I started off with BEARA: Dark Legends in 2014, as it was closest to my heart. After that, I published FIONN: Defence of Rath Bládhma which subsequently went on to become a finalist in the SPFBO competition (it came in 4th place out of 300).

Over the following ten years, I published about 1-1.5 books a year and currently have 14 books on the catalogue (with some separate short stories/novellas and another book to come out in the next 3-4 months).

Throughout those ten years, I learned a huge amount about Irish ‘mythology’, what people think that is, and what it really is. One of my more ambitious projects is to produce a work on those findings by the end of the year. I also learned a lot about computer game production, script writing and negotiating with Hollywood lawyers.

I’ve also learned that no matter what my plans, life will always come barging in to disrupt them. That was originally a source of great frustration for me, but I’ve got over myself and just learned to accept it.

Creatively, I’ve become faster at producing work and the books and other products. Meanwhile, the works I’ve developed continue to increase in popularity (which is a reward in itself, of course).

Over the next year or two, I’m hoping to get to a point where I can support myself uniquely through my creative work and I’m very grateful to all those people (readers, reviewers, advisors, etc. ) who’ve supported me over the years and helped me get to this place.

Go raibh mile maith agaibh!

Fionn mac Cumhaill … The Poet

A lot of people tend to forget that Fionn mac Cumhaill also held a reputation as a talented poet (which has a whole bunch of relevant associations) and the Fenian narratives are strongly linked with what’s generally referred to as ‘nature poetry’.

A number of ‘nature poems’ are actually attributed to Fionn (and I’ve a bridge to sell you if you believe that). This one is a 9th century poem (in Irish and English) which was translated by the German philology scholar, Kuno Meyer, back in the early 1900s.

Note, this was written in 9th century Irish, so it’s quite different to modern Irish. I have to say, though, Meyer did a superb job of the translation.

Scél lem duíb

Dordaid dam

Snigid gaim

Ro-faíth sam

Gàeth ard uar

ísel grian

gair a rith

ruirthech rían

—————

Here’s a song

stags give tongue

winter snows

summer goes

high cold blow

sun is low

brief his day

seas give spray.

Darthuala

‘Darthuala’ – a variant name for Deirdre (as in Deirdre of the Sorrows) – by British artist Henry Tidey.
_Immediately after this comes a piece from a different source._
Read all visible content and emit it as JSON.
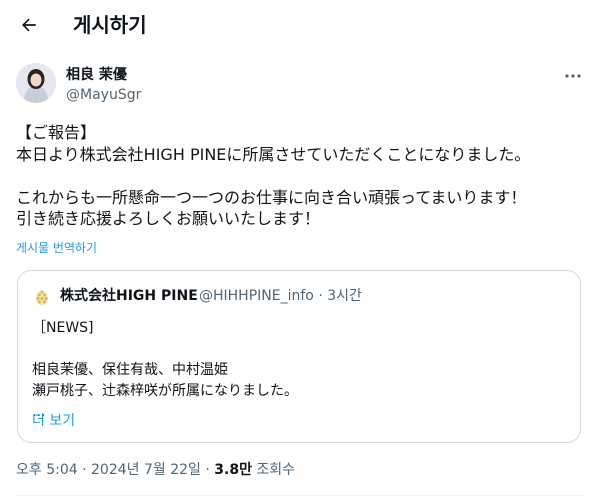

Tidey produced this sometime back in the 1980s.

The painting was based on James Macpherson’s somewhat fraudulent representation of Gaelic works which, amusingly, makes this ‘a reinterpretation of a misrepresentation’.
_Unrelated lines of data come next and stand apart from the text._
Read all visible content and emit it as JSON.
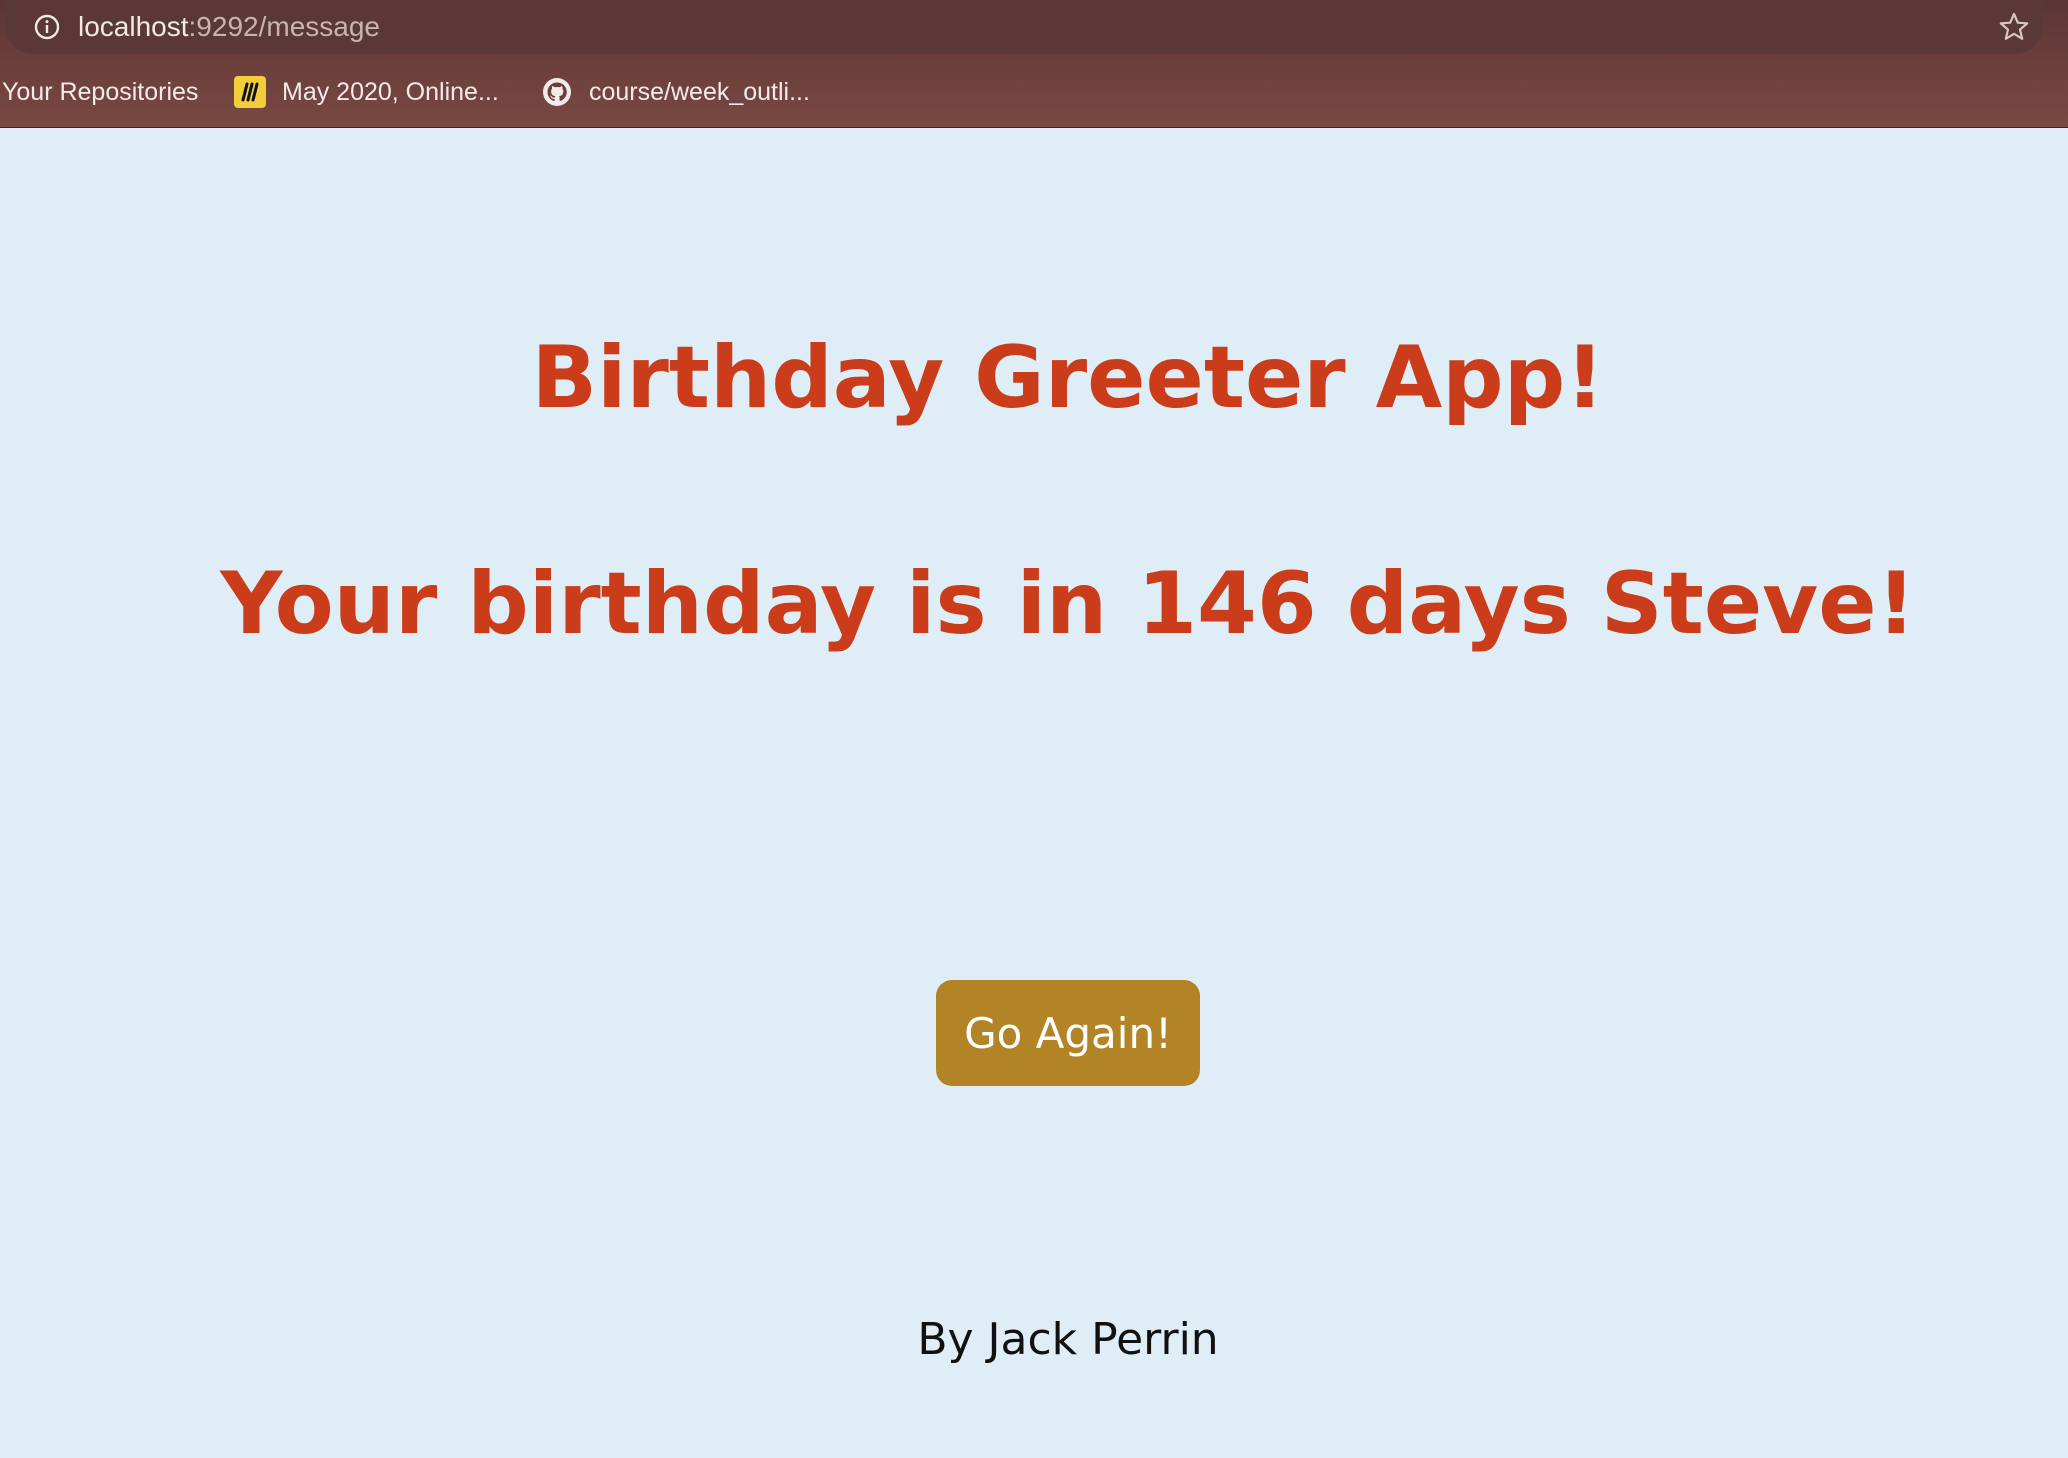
{
  "browser": {
    "url_host": "localhost",
    "url_rest": ":9292/message",
    "bookmarks": [
      {
        "label": "Your Repositories",
        "icon": "none"
      },
      {
        "label": "May 2020, Online...",
        "icon": "miro-icon"
      },
      {
        "label": "course/week_outli...",
        "icon": "github-icon"
      }
    ]
  },
  "page": {
    "title": "Birthday Greeter App!",
    "message": "Your birthday is in 146 days Steve!",
    "button_label": "Go Again!",
    "byline": "By Jack Perrin"
  },
  "colors": {
    "background": "#deedf6",
    "heading": "#cb3d1a",
    "button": "#b38425",
    "chrome": "#5a3838"
  }
}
It’s quiet surprisingly how common this is, even in contemporary society.

Actually, perhaps even more so!